But part of the adjusting and rearrangement of priorities has been (to use that dreadful Christianese phrase) to adapt to a different season of life.  The internet has lost much of its vapid, time-consuming interest (bleh), I spend less time writing (horror of horrors), and more time reading and moving about. For whatever reason, not only does my daughter need to be on the move and mobile to be soothed (if that were only the case, I could put her in a swing), she prefers to be held in order to fall asleep.  This is very flattering, of course, but also extremely exhausting.  So I walk.  A lot.  I carry her in a wrap, and if she is not completely out when I go to sit down, she will rouse and cry.  She is here to make sure Maman never gets diabetes.

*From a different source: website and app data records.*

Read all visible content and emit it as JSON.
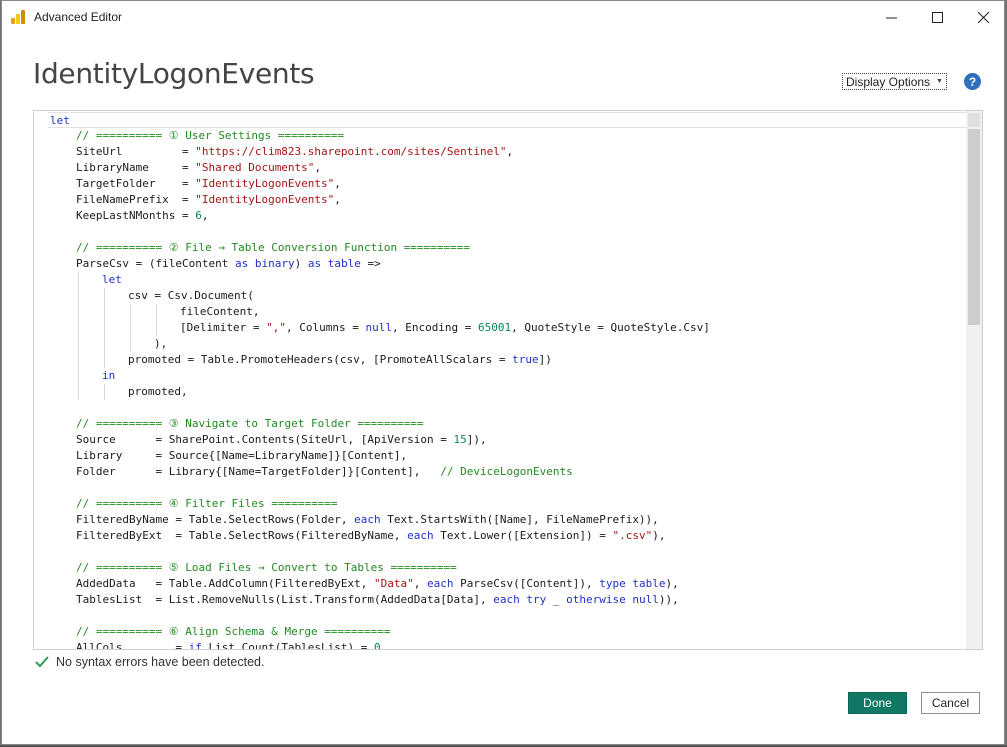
{
  "window": {
    "title": "Advanced Editor",
    "minimize_label": "—",
    "maximize_label": "☐",
    "close_label": "✕"
  },
  "dialog": {
    "query_name": "IdentityLogonEvents",
    "display_options_label": "Display Options",
    "help_label": "?"
  },
  "code_lines": [
    {
      "indent": 0,
      "tokens": [
        {
          "t": "let",
          "c": "kw"
        }
      ]
    },
    {
      "indent": 1,
      "tokens": [
        {
          "t": "// ========== ① User Settings ==========",
          "c": "cmt"
        }
      ]
    },
    {
      "indent": 1,
      "tokens": [
        {
          "t": "SiteUrl         = "
        },
        {
          "t": "\"https://clim823.sharepoint.com/sites/Sentinel\"",
          "c": "str"
        },
        {
          "t": ","
        }
      ]
    },
    {
      "indent": 1,
      "tokens": [
        {
          "t": "LibraryName     = "
        },
        {
          "t": "\"Shared Documents\"",
          "c": "str"
        },
        {
          "t": ","
        }
      ]
    },
    {
      "indent": 1,
      "tokens": [
        {
          "t": "TargetFolder    = "
        },
        {
          "t": "\"IdentityLogonEvents\"",
          "c": "str"
        },
        {
          "t": ","
        }
      ]
    },
    {
      "indent": 1,
      "tokens": [
        {
          "t": "FileNamePrefix  = "
        },
        {
          "t": "\"IdentityLogonEvents\"",
          "c": "str"
        },
        {
          "t": ","
        }
      ]
    },
    {
      "indent": 1,
      "tokens": [
        {
          "t": "KeepLastNMonths = "
        },
        {
          "t": "6",
          "c": "num"
        },
        {
          "t": ","
        }
      ]
    },
    {
      "indent": 0,
      "tokens": []
    },
    {
      "indent": 1,
      "tokens": [
        {
          "t": "// ========== ② File → Table Conversion Function ==========",
          "c": "cmt"
        }
      ]
    },
    {
      "indent": 1,
      "tokens": [
        {
          "t": "ParseCsv = (fileContent "
        },
        {
          "t": "as",
          "c": "kw"
        },
        {
          "t": " "
        },
        {
          "t": "binary",
          "c": "kw"
        },
        {
          "t": ") "
        },
        {
          "t": "as",
          "c": "kw"
        },
        {
          "t": " "
        },
        {
          "t": "table",
          "c": "kw"
        },
        {
          "t": " =>"
        }
      ]
    },
    {
      "indent": 2,
      "tokens": [
        {
          "t": "let",
          "c": "kw"
        }
      ]
    },
    {
      "indent": 3,
      "tokens": [
        {
          "t": "csv = Csv.Document("
        }
      ]
    },
    {
      "indent": 5,
      "tokens": [
        {
          "t": "fileContent,"
        }
      ]
    },
    {
      "indent": 5,
      "tokens": [
        {
          "t": "[Delimiter = "
        },
        {
          "t": "\",\"",
          "c": "str"
        },
        {
          "t": ", Columns = "
        },
        {
          "t": "null",
          "c": "kw"
        },
        {
          "t": ", Encoding = "
        },
        {
          "t": "65001",
          "c": "num"
        },
        {
          "t": ", QuoteStyle = QuoteStyle.Csv]"
        }
      ]
    },
    {
      "indent": 4,
      "tokens": [
        {
          "t": "),"
        }
      ]
    },
    {
      "indent": 3,
      "tokens": [
        {
          "t": "promoted = Table.PromoteHeaders(csv, [PromoteAllScalars = "
        },
        {
          "t": "true",
          "c": "kw"
        },
        {
          "t": "])"
        }
      ]
    },
    {
      "indent": 2,
      "tokens": [
        {
          "t": "in",
          "c": "kw"
        }
      ]
    },
    {
      "indent": 3,
      "tokens": [
        {
          "t": "promoted,"
        }
      ]
    },
    {
      "indent": 0,
      "tokens": []
    },
    {
      "indent": 1,
      "tokens": [
        {
          "t": "// ========== ③ Navigate to Target Folder ==========",
          "c": "cmt"
        }
      ]
    },
    {
      "indent": 1,
      "tokens": [
        {
          "t": "Source      = SharePoint.Contents(SiteUrl, [ApiVersion = "
        },
        {
          "t": "15",
          "c": "num"
        },
        {
          "t": "]),"
        }
      ]
    },
    {
      "indent": 1,
      "tokens": [
        {
          "t": "Library     = Source{[Name=LibraryName]}[Content],"
        }
      ]
    },
    {
      "indent": 1,
      "tokens": [
        {
          "t": "Folder      = Library{[Name=TargetFolder]}[Content],   "
        },
        {
          "t": "// DeviceLogonEvents",
          "c": "cmt"
        }
      ]
    },
    {
      "indent": 0,
      "tokens": []
    },
    {
      "indent": 1,
      "tokens": [
        {
          "t": "// ========== ④ Filter Files ==========",
          "c": "cmt"
        }
      ]
    },
    {
      "indent": 1,
      "tokens": [
        {
          "t": "FilteredByName = Table.SelectRows(Folder, "
        },
        {
          "t": "each",
          "c": "kw"
        },
        {
          "t": " Text.StartsWith([Name], FileNamePrefix)),"
        }
      ]
    },
    {
      "indent": 1,
      "tokens": [
        {
          "t": "FilteredByExt  = Table.SelectRows(FilteredByName, "
        },
        {
          "t": "each",
          "c": "kw"
        },
        {
          "t": " Text.Lower([Extension]) = "
        },
        {
          "t": "\".csv\"",
          "c": "str"
        },
        {
          "t": "),"
        }
      ]
    },
    {
      "indent": 0,
      "tokens": []
    },
    {
      "indent": 1,
      "tokens": [
        {
          "t": "// ========== ⑤ Load Files → Convert to Tables ==========",
          "c": "cmt"
        }
      ]
    },
    {
      "indent": 1,
      "tokens": [
        {
          "t": "AddedData   = Table.AddColumn(FilteredByExt, "
        },
        {
          "t": "\"Data\"",
          "c": "str"
        },
        {
          "t": ", "
        },
        {
          "t": "each",
          "c": "kw"
        },
        {
          "t": " ParseCsv([Content]), "
        },
        {
          "t": "type",
          "c": "kw"
        },
        {
          "t": " "
        },
        {
          "t": "table",
          "c": "kw"
        },
        {
          "t": "),"
        }
      ]
    },
    {
      "indent": 1,
      "tokens": [
        {
          "t": "TablesList  = List.RemoveNulls(List.Transform(AddedData[Data], "
        },
        {
          "t": "each",
          "c": "kw"
        },
        {
          "t": " "
        },
        {
          "t": "try",
          "c": "kw"
        },
        {
          "t": " _ "
        },
        {
          "t": "otherwise",
          "c": "kw"
        },
        {
          "t": " "
        },
        {
          "t": "null",
          "c": "kw"
        },
        {
          "t": ")),"
        }
      ]
    },
    {
      "indent": 0,
      "tokens": []
    },
    {
      "indent": 1,
      "tokens": [
        {
          "t": "// ========== ⑥ Align Schema & Merge ==========",
          "c": "cmt"
        }
      ]
    },
    {
      "indent": 1,
      "tokens": [
        {
          "t": "AllCols        = "
        },
        {
          "t": "if",
          "c": "kw"
        },
        {
          "t": " List.Count(TablesList) = "
        },
        {
          "t": "0",
          "c": "num"
        }
      ]
    }
  ],
  "status": {
    "message": "No syntax errors have been detected."
  },
  "buttons": {
    "done_label": "Done",
    "cancel_label": "Cancel"
  },
  "colors": {
    "keyword": "#1e32c8",
    "string": "#a31515",
    "number": "#098658",
    "comment": "#218a21",
    "done_button": "#117865",
    "success_check": "#2e9b5a"
  }
}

This, and nursing, gives me the opportunity to spend more time reading.  I've never been good at equally dividing my time between reading and writing: I'm always focusing on one more than the other.  Right now, I'm focusing on reading.  I finished an excellent treatise on the composition of poetry by Robert Hillyer, bought and worked halfway through My Antonia (having seen Chloe and Carmel enjoy it so much), and picked up Art and Beauty in the Middle Ages and The Name of the Rose, both by Umberto Eco.  Most of My Antonia was read on a particularly bad day: I walked almost all of it with my daughter, and read as I walked, so while I thoroughly enjoyed what I read, I rather gorged myself and have backed off, spending a little more time reading Art and Beauty.  The latter I am enjoying more than I thought I would: it is what feels like a flawless translation from the original Italian, concerning the medieval view of aesthetics.  Sounds dull?  It's not.  It is a book which beautifully answers for so many of my readers why my novel Plenilune is so rich and lavishly coloured.  I picked up The Name of the Rose (a fiction by Eco) because I was eager to read more of this author, and I feel that once I have finished Art and Beauty, it will shed more light of understanding on the uniquely styled novel of The Name of the Rose.  Hand in hand with that, even though I will not grasp all of the author's deep intentions in his monastic mystery, I am thrilled to discover another writer who is not afraid to bring all his (to the outside reader) eclectic, didactic prose to bear on his story and not cater to the public's mainstream tastes.

It may not make us popular, but at least we feel we have something worth sharing.